When you set up the equations to find the magnitude of
the third charge, find all distances in terms of the
radius of the circle using trigonometry (the Law of
Cosines can also be used c2 = a2+b2-2
a b cos(gamma))
CHECKLIST: to be checked for EACH AND EVERY
PROBLEM you hand in!
0. NEVER write only the answer. You need to show where it came
from and why it is right.
1. Check that you have
drawn at least one diagram and labelled it clearly. This might
involve copying the diagram from the problem statement and adding
extra labels, or making a diagram from scratch. Make it pretty
large to leave room for labels and make it readable. Quantities
from the statement of the problem should appear in the diagram.
2. Check that the
meanings of any symbols you have introduced yourself are clear.
First, if the symbol is a label in the diagram, make sure the
diagram makes its meaning clear. If not, or if it is not in the
diagram, write a short phrase to explain what the symbol
3. Check that all vector
quantities are written so that their vector character is clear. In
typesetting, boldface indicates a vector quantity. In a diagram,
if you draw an arrow to indicate the direction and write the
magnitude next to the arrow (this is how we draw force diagrams).
In handwriting, put an arrow over the quantity to show it is a
vector. Velocity is a vector, so write v with an arrow over it.
The x component of the velocity is not a vector, so do not put an
arrow over it. In a sum, you cannot add a vector to a number. In
an equation, you cannot have a vector on one side and a number on
the other side.
4. Check that each
statement clearly follows from the previous statement. (This is in
the same spirit as Checklist Item #0 - you can't state things
without showing where they came from).
5. Check that you have
stated the answer at the end of the solution.
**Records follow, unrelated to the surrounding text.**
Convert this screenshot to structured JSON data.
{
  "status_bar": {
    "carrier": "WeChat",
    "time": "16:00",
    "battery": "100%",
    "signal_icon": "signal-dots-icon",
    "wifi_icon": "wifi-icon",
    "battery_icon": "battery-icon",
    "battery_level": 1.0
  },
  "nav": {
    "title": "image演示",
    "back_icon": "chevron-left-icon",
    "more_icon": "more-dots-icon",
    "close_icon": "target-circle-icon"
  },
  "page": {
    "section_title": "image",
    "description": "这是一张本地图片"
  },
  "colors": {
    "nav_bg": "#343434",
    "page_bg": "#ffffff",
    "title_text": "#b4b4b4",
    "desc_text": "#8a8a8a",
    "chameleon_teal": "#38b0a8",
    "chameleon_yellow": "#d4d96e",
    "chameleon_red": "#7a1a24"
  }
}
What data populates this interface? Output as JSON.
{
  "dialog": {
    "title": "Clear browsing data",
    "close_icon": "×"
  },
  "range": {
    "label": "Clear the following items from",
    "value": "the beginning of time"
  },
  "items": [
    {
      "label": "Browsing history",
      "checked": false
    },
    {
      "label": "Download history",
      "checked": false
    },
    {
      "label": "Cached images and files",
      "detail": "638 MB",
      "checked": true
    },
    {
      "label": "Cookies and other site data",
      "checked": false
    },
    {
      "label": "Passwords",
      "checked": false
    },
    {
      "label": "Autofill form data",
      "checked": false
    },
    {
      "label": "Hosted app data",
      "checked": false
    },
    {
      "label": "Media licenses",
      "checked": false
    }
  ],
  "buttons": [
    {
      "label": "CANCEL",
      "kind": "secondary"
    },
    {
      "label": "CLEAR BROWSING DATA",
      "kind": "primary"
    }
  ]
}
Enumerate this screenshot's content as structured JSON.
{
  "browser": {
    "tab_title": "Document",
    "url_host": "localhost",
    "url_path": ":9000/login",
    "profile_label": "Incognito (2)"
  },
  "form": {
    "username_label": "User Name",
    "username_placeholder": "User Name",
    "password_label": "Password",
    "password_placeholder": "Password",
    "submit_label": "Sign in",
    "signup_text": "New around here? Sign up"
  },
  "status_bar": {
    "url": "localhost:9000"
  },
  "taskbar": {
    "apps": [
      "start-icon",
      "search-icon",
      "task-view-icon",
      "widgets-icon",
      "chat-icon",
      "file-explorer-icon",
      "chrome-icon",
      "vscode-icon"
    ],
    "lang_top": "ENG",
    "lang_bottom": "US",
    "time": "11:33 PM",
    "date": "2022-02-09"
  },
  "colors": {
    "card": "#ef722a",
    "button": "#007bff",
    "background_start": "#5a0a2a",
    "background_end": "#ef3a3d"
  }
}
The answer should be
an equation in the form
desired quantity =
expression in terms of given quantities
You might be tempted to
save writing by just writing the right hand side, but it is best
practice to write the whole thing (this acts as a final check that
your expression is indeed for the quantity the problem asked for).
To make it clear that it
is the answer, PUT A BOX AROUND IT.
PROBLEMS INVOLVING SMALL OSCILLATIONS
All small oscillation problems should be approached the same way.
(0) Draw a diagram of the equilibrium state and identify the
"small displacement" quantity (it might be an angle).
Then, if the forces in the problem are conservative, you have a
(1) you can compute the restoring force (or torque if the small
displacement is an angle) and put it into a form proportional to
the small displacement quantity (this might involve a linear
approximation to a function of the quantity) OR
(1') you can write the kinetic and potential energies, and expand
the potential energy to QUADRATIC order in the small displacement
Finally, depending on your choice above, do
(2) In the force/torque case, then look at your Newton's
law/torque equation and map the quantities to the spring equation
m x.. = - k x to get the frequency f = root (k/m)/(2 pi)., OR
(2') In the energy case, look at the mechanical energy and map the
quantities to the spring mechanical energy (1/2) m x.^2 + (1/2) k
x^2 to get the frequency f = root (k/m)/(2 pi).
If there are nonconservative forces (eg kinetic friction) in the
problem then you HAVE TO compute the restoring force or torque
(steps (1) and (2)).
x 10-6 C
2. ((4kqQ/(ml3))^(1/2))/(2 pi)
4. q Sqrt (cos pi/8)2/(sin pi/8)